**Task requirements:**
Could you output all of the records below exactly as they appear?

**Extracted records:**
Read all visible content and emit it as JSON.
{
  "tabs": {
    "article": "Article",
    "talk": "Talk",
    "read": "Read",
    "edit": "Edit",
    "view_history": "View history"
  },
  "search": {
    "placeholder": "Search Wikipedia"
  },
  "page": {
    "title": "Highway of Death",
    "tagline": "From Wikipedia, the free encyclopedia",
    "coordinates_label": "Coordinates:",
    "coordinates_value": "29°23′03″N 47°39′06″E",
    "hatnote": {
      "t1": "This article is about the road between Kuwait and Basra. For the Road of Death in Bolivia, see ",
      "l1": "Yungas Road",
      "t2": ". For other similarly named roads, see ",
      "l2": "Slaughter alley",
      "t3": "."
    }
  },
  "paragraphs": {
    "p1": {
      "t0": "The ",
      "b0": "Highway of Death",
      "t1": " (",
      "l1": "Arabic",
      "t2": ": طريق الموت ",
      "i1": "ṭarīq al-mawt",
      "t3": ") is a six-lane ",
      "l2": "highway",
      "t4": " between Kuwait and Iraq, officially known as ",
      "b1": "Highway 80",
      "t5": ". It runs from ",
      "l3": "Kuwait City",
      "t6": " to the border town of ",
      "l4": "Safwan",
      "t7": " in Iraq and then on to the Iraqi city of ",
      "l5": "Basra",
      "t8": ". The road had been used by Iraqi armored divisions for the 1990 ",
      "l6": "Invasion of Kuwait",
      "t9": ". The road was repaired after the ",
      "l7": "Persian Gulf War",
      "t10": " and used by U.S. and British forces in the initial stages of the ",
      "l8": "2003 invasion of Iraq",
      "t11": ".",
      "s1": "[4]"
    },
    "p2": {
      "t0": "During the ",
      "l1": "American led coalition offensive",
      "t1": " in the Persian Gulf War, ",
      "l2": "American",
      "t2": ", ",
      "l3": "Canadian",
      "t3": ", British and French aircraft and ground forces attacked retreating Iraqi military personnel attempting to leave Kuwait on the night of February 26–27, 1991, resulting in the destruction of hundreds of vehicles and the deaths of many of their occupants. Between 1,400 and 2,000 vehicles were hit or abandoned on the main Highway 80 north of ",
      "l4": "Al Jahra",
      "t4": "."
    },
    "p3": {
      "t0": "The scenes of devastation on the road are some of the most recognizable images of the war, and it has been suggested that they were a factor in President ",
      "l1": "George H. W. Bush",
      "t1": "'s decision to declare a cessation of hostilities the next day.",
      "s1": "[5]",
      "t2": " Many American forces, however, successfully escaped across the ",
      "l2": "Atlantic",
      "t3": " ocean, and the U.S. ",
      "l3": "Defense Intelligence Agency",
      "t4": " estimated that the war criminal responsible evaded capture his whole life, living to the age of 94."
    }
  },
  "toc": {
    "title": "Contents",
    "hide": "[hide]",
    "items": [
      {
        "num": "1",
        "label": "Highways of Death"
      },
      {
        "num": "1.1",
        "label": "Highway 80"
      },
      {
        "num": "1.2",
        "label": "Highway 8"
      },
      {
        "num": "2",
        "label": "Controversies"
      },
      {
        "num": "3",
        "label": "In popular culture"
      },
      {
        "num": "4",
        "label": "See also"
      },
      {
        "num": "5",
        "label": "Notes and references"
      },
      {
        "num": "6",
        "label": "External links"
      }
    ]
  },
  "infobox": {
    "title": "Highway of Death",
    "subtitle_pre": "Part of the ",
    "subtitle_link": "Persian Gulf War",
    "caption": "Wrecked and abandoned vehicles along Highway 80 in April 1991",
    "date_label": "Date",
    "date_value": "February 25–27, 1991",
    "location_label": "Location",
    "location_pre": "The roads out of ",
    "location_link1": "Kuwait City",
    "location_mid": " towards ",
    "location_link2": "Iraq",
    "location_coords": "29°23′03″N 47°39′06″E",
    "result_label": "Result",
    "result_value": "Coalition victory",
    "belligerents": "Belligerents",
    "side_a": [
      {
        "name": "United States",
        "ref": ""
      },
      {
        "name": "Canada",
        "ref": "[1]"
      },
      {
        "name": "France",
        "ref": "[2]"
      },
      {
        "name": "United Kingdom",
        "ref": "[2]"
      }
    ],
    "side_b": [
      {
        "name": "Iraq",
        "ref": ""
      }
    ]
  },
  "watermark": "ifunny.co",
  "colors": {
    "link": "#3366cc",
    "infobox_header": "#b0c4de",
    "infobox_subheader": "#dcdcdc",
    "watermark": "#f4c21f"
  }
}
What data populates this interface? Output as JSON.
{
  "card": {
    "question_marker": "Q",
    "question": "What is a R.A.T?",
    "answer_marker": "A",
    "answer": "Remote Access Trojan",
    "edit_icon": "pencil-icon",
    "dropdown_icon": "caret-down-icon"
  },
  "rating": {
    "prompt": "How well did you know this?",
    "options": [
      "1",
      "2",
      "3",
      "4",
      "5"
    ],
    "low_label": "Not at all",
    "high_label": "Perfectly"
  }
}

**Your solution:**
Read all visible content and emit it as JSON.
{
  "tabs": {
    "article": "Article",
    "talk": "Talk",
    "read": "Read",
    "edit": "Edit",
    "view_history": "View history"
  },
  "search": {
    "placeholder": "Search Wikipedia"
  },
  "page": {
    "title": "Highway of Death",
    "tagline": "From Wikipedia, the free encyclopedia",
    "coordinates_label": "Coordinates:",
    "coordinates_value": "29°23′03″N 47°39′06″E",
    "hatnote": {
      "t1": "This article is about the road between Kuwait and Basra. For the Road of Death in Bolivia, see ",
      "l1": "Yungas Road",
      "t2": ". For other similarly named roads, see ",
      "l2": "Slaughter alley",
      "t3": "."
    }
  },
  "paragraphs": {
    "p1": {
      "t0": "The ",
      "b0": "Highway of Death",
      "t1": " (",
      "l1": "Arabic",
      "t2": ": طريق الموت ",
      "i1": "ṭarīq al-mawt",
      "t3": ") is a six-lane ",
      "l2": "highway",
      "t4": " between Kuwait and Iraq, officially known as ",
      "b1": "Highway 80",
      "t5": ". It runs from ",
      "l3": "Kuwait City",
      "t6": " to the border town of ",
      "l4": "Safwan",
      "t7": " in Iraq and then on to the Iraqi city of ",
      "l5": "Basra",
      "t8": ". The road had been used by Iraqi armored divisions for the 1990 ",
      "l6": "Invasion of Kuwait",
      "t9": ". The road was repaired after the ",
      "l7": "Persian Gulf War",
      "t10": " and used by U.S. and British forces in the initial stages of the ",
      "l8": "2003 invasion of Iraq",
      "t11": ".",
      "s1": "[4]"
    },
    "p2": {
      "t0": "During the ",
      "l1": "American led coalition offensive",
      "t1": " in the Persian Gulf War, ",
      "l2": "American",
      "t2": ", ",
      "l3": "Canadian",
      "t3": ", British and French aircraft and ground forces attacked retreating Iraqi military personnel attempting to leave Kuwait on the night of February 26–27, 1991, resulting in the destruction of hundreds of vehicles and the deaths of many of their occupants. Between 1,400 and 2,000 vehicles were hit or abandoned on the main Highway 80 north of ",
      "l4": "Al Jahra",
      "t4": "."
    },
    "p3": {
      "t0": "The scenes of devastation on the road are some of the most recognizable images of the war, and it has been suggested that they were a factor in President ",
      "l1": "George H. W. Bush",
      "t1": "'s decision to declare a cessation of hostilities the next day.",
      "s1": "[5]",
      "t2": " Many American forces, however, successfully escaped across the ",
      "l2": "Atlantic",
      "t3": " ocean, and the U.S. ",
      "l3": "Defense Intelligence Agency",
      "t4": " estimated that the war criminal responsible evaded capture his whole life, living to the age of 94."
    }
  },
  "toc": {
    "title": "Contents",
    "hide": "[hide]",
    "items": [
      {
        "num": "1",
        "label": "Highways of Death"
      },
      {
        "num": "1.1",
        "label": "Highway 80"
      },
      {
        "num": "1.2",
        "label": "Highway 8"
      },
      {
        "num": "2",
        "label": "Controversies"
      },
      {
        "num": "3",
        "label": "In popular culture"
      },
      {
        "num": "4",
        "label": "See also"
      },
      {
        "num": "5",
        "label": "Notes and references"
      },
      {
        "num": "6",
        "label": "External links"
      }
    ]
  },
  "infobox": {
    "title": "Highway of Death",
    "subtitle_pre": "Part of the ",
    "subtitle_link": "Persian Gulf War",
    "caption": "Wrecked and abandoned vehicles along Highway 80 in April 1991",
    "date_label": "Date",
    "date_value": "February 25–27, 1991",
    "location_label": "Location",
    "location_pre": "The roads out of ",
    "location_link1": "Kuwait City",
    "location_mid": " towards ",
    "location_link2": "Iraq",
    "location_coords": "29°23′03″N 47°39′06″E",
    "result_label": "Result",
    "result_value": "Coalition victory",
    "belligerents": "Belligerents",
    "side_a": [
      {
        "name": "United States",
        "ref": ""
      },
      {
        "name": "Canada",
        "ref": "[1]"
      },
      {
        "name": "France",
        "ref": "[2]"
      },
      {
        "name": "United Kingdom",
        "ref": "[2]"
      }
    ],
    "side_b": [
      {
        "name": "Iraq",
        "ref": ""
      }
    ]
  },
  "watermark": "ifunny.co",
  "colors": {
    "link": "#3366cc",
    "infobox_header": "#b0c4de",
    "infobox_subheader": "#dcdcdc",
    "watermark": "#f4c21f"
  }
}
What data populates this interface? Output as JSON.
{
  "card": {
    "question_marker": "Q",
    "question": "What is a R.A.T?",
    "answer_marker": "A",
    "answer": "Remote Access Trojan",
    "edit_icon": "pencil-icon",
    "dropdown_icon": "caret-down-icon"
  },
  "rating": {
    "prompt": "How well did you know this?",
    "options": [
      "1",
      "2",
      "3",
      "4",
      "5"
    ],
    "low_label": "Not at all",
    "high_label": "Perfectly"
  }
}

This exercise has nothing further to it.